• WHAT IS REQUIRED
From the entries, copy out every line in which the word "this" is found.

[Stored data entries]
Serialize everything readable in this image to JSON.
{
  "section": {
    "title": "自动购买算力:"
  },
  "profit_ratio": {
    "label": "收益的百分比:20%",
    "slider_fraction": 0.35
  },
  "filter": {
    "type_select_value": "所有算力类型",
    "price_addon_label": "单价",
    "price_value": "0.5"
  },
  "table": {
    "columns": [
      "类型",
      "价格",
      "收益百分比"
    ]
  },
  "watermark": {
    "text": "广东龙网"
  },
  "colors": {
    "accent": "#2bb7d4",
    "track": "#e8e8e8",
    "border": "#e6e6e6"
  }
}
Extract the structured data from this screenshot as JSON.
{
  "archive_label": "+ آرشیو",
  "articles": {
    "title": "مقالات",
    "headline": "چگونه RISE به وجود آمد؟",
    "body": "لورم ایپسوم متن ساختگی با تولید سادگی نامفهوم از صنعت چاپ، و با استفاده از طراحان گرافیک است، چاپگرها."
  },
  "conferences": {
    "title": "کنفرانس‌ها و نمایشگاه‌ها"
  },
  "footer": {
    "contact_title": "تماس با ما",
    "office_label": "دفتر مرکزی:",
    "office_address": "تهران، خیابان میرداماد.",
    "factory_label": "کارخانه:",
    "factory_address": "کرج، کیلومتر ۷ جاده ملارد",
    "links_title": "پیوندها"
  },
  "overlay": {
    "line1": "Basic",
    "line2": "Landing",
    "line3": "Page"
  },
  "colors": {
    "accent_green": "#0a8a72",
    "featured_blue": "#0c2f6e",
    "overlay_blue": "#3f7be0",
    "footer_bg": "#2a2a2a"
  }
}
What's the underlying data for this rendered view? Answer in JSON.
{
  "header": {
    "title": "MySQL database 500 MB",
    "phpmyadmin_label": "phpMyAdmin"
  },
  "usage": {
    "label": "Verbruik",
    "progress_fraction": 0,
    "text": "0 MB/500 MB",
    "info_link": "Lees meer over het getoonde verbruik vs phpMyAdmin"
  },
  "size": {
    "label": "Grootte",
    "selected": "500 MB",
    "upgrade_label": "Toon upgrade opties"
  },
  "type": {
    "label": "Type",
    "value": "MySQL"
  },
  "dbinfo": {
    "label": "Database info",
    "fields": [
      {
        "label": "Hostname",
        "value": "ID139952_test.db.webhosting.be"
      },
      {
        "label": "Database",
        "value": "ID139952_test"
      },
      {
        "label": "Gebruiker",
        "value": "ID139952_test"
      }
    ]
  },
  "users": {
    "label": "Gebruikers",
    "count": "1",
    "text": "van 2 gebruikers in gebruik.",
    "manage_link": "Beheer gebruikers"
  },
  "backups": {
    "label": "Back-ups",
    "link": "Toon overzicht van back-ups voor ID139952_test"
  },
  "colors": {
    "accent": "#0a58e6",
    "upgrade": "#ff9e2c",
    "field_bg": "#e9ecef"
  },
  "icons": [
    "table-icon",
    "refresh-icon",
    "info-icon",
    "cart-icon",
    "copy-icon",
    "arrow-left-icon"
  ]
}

• TASK ANSWER
Serialize everything readable in this image to JSON.
Extract the structured data from this screenshot as JSON.
What's the underlying data for this rendered view? Answer in JSON.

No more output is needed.